                                     TABLE OF DEFICIENCIES



                                      Assessment of other   Assessment of                                      No lead-
Agency/                                    housing             support        No income                      based paint
sample                               options/homelessness   networks not    documentation/   Reassessment    certification
no.       Unsupported   Ineligible     not documented        documented      determination   not performed                   Other12
A-01      $ 4,430                            X                   X                                X
A-02      $ 1,647                            X                   X                                X
A-03
A-04      $ 8,654                            X                   X                                X                            X
A-05
A-06      $ 3,942                            X                   X
B-07                    $ 300                                                    X
B-08      $ 4,035                            X                   X               X
B-09      $ 5,340                            X                   X               X
B-10      $ 3,517                            X                   X               X
B-11
C-12      $   6,596                          X                   X
C-13      $   8,151                          X                   X                                                             X
C-14      $   2,697                          X                                                                    X
D-15      $   8,985                                              X                                X               X
D-16      $   1,280                          X                                                                    X            X

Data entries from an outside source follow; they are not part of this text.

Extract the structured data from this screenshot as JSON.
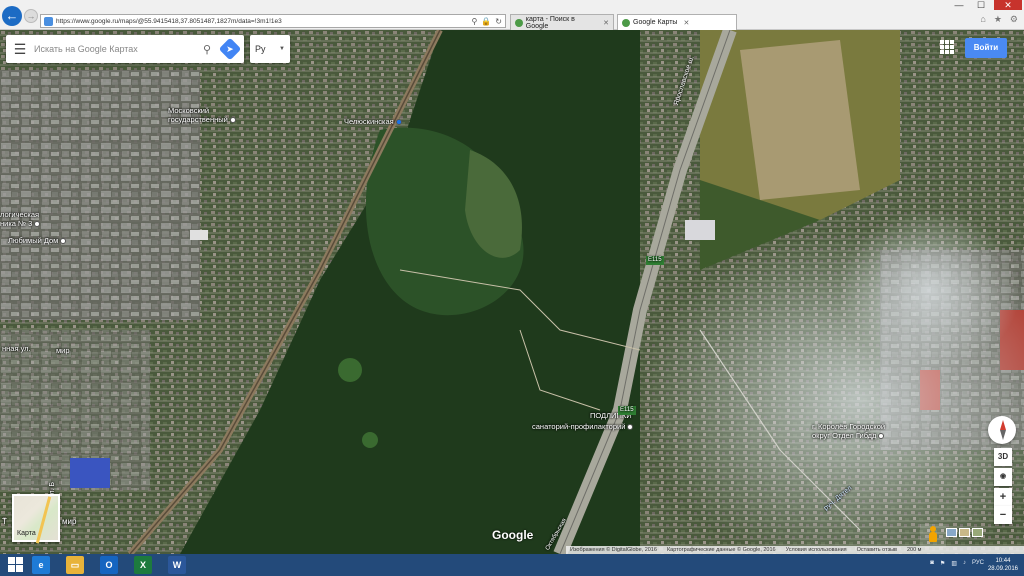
{
  "browser": {
    "url": "https://www.google.ru/maps/@55.9415418,37.8051487,1827m/data=!3m1!1e3",
    "tabs": [
      {
        "title": "карта - Поиск в Google",
        "active": false
      },
      {
        "title": "Google Карты",
        "active": true
      }
    ],
    "window_controls": {
      "minimize": "—",
      "maximize": "☐",
      "close": "✕"
    }
  },
  "maps": {
    "search_placeholder": "Искать на Google Картах",
    "language": "Ру",
    "sign_in": "Войти",
    "labels": {
      "moskovsky": "Московский\nгосударственный",
      "chelyuskinskaya": "Челюскинская",
      "logicheskaya": "логическая\nника № 3",
      "lyubimy_dom": "Любимый Дом",
      "podlipki": "ПОДЛИПКИ",
      "sanatoriy": "санаторий-профилакторий",
      "korolev": "г. Королёв Городской\nокруг Отдел Гибдд",
      "yaroslavskoe": "Ярославское ш.",
      "e115": "E115",
      "ruch_dyatel": "руч. Дятел",
      "ul_text": "нная ул.",
      "ter_text": "Т",
      "mir_text": "мир",
      "ul_vert": "ул. Б",
      "oktyabr": "Октябрьская"
    },
    "controls": {
      "three_d": "3D",
      "zoom_in": "+",
      "zoom_out": "−",
      "locate": "◉"
    },
    "minimap_label": "Карта",
    "logo": "Google",
    "footer": {
      "imagery": "Изображения © DigitalGlobe, 2016",
      "mapdata": "Картографические данные © Google, 2016",
      "terms": "Условия использования",
      "feedback": "Оставить отзыв",
      "scale": "200 м"
    }
  },
  "taskbar": {
    "apps": [
      "Internet Explorer",
      "File Explorer",
      "Outlook",
      "Excel",
      "Word"
    ],
    "language": "РУС",
    "time": "10:44",
    "date": "28.09.2016"
  },
  "colors": {
    "accent": "#4285f4",
    "taskbar": "#234a7a",
    "close": "#c7332c"
  }
}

Totals    $59,274       $ 300                11                  10               4               4               3            3




12
     Includes the lack of a rent reasonableness certification and/or inaccurate number of months

                                                               15